The events framed by Jesus’ entry into Jerusalem and his resurrection are some of the most dramatic and theologically important of the entire scriptural narrative. These days feature not only the drama of the triumphal entry, trial, last supper, and crucifixion but also poignant prayers and prophetic teachings of our Lord. John’s gospel devotes eight of its twenty-one chapters to this week alone! The week begins with Passion/Palm Sunday and ends with the “three days” (also called the Triduum, from sunset on Thursday to sunset on Easter Day), the period during which we mark Jesus’ trial, death, and resurrection.
The first Sunday of Holy Week is commonly called either “Palm Sunday” or “Passion Sunday.” Those who call it “Palm Sunday” tend to focus on the entry of Christ into Jerusalem to shouts of “Hosanna! Blessed is the one who comes in the name of the Lord!” (Mark 11:9). Those who refer to the day as “Passion Sunday” tend to focus on Jesus’ suffering. This is especially appropriate in contexts in which participation in midweek services on Maundy Thursday or Good Friday is difficult or minimal, and, as a result, worshipers would sing “Hosanna” on one Sunday and “Christ arose” on the next, with little attention to Jesus’ suffering and death in between.
But even for congregations that celebrate the day as Palm Sunday, it’s important to capture the irony of the day. This is the day on which Jesus entered the city in triumph, but as a part of his journey to the cross; this is the week in which crowd’s cries of “Hosanna” would soon turn to “Crucify him!” One helpful approach to Palm Sunday worship is to begin by focusing on the procession into Jerusalem and then to concentrate on the suffering and passion of Jesus.
On Maundy Thursday the church remembers the last evening Jesus shared with his disciples in the upper room before his arrest and crucifixion. Maundy Thursday marks three key events in Jesus’ last week: his washing of his disciples’ feet, his institution of the Lord’s Supper, and his new commandment to love one another.

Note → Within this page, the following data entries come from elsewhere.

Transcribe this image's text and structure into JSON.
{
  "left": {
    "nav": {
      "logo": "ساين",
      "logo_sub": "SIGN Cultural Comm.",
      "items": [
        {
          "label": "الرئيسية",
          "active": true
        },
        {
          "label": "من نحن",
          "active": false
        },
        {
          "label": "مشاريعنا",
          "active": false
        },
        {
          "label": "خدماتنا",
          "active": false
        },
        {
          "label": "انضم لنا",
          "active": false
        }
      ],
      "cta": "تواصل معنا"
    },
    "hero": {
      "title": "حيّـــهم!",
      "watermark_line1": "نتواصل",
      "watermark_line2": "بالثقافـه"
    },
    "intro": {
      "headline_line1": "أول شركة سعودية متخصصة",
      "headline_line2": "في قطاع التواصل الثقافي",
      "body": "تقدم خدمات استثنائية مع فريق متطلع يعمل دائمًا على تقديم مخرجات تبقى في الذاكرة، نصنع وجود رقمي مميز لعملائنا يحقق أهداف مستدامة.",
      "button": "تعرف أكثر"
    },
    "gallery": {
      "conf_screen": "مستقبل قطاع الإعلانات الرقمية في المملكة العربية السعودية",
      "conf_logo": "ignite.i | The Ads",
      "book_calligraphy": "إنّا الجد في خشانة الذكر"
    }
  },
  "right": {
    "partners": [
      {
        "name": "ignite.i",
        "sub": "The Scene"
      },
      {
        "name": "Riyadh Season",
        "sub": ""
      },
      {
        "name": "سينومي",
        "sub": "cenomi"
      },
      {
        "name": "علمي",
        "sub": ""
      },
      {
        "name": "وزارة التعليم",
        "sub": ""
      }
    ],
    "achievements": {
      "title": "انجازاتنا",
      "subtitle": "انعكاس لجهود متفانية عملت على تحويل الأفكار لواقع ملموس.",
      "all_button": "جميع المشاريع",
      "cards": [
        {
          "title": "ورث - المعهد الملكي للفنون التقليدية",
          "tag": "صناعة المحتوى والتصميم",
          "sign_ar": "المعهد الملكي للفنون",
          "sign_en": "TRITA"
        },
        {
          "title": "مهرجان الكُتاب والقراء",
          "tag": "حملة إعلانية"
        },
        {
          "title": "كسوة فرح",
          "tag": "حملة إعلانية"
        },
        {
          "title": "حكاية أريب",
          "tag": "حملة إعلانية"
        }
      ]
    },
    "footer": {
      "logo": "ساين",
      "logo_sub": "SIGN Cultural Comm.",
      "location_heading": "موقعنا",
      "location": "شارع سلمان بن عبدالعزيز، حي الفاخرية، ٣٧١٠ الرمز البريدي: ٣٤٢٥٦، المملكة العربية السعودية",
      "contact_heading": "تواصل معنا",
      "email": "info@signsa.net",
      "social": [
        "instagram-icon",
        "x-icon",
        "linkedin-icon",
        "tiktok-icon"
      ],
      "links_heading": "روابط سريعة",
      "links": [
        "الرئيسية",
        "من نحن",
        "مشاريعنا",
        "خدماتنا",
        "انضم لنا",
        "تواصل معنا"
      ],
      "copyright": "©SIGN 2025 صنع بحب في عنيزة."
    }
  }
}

The name “Maundy Thursday” comes from the Latin mandatum novum, referring to the “new commandment” Jesus taught his disciples (John 13:34). In other words, this is “new commandment Thursday.” Maundy Thursday worship naturally features the Lord’s Supper and, in some traditions, an act of foot washing or another sign of mutual love and dedication.
Celebrations of the Lord’s Supper can call attention to the many theologically rich dimensions of the Last Supper itself, including its attention to communal love and its clear eschatological orientation (its focus on hopeful anticipation of the coming kingdom).
Good Friday and Easter
Good Friday marks the death of Jesus Christ. It’s called “good” because of what Jesus’ death means for the redemption of the world. Worship on this day may focus on three aims: (1) to narrate and remember the events of Jesus’ death, (2) to open up the meaning of these events for our understanding of God and the redemption accomplished by the cross, and (3) to invite worshipers to renewed prayer and dedication.
All the hopes and expectations of Christians are realized in the resurrection of Jesus Christ from the dead, making Easter the most celebrative day of the church year.